* _What to work on_
From the records below, copy each line that has the word "ふるさとチョイスGCF" in it.

* _Exercise inputs_
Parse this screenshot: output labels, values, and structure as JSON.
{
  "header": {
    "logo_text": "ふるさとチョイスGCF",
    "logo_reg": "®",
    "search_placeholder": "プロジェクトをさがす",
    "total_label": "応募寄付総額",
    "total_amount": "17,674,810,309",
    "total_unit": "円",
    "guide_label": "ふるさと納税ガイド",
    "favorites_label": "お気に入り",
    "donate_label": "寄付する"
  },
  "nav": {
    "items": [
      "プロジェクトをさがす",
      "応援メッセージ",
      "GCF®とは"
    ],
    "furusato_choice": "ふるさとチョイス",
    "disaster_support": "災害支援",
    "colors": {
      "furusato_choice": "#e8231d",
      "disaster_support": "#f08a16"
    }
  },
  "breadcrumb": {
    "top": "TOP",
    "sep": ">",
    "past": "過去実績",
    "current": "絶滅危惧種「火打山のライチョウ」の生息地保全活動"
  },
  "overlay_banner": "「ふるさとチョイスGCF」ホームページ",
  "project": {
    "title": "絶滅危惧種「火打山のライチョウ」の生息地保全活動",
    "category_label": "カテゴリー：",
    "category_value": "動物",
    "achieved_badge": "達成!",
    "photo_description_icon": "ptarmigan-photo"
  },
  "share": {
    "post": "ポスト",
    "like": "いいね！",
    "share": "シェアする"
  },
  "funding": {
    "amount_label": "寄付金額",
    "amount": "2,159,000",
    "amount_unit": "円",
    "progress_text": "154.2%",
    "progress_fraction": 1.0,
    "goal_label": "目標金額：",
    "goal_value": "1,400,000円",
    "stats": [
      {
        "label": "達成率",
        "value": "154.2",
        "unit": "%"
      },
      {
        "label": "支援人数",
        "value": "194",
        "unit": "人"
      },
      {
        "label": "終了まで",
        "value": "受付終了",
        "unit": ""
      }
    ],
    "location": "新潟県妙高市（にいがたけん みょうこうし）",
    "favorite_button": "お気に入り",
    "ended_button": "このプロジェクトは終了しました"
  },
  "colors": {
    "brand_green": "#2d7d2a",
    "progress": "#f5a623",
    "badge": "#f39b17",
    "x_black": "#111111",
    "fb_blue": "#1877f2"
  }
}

* _Solution to this task_
    "logo_text": "ふるさとチョイスGCF",
  "overlay_banner": "「ふるさとチョイスGCF」ホームページ",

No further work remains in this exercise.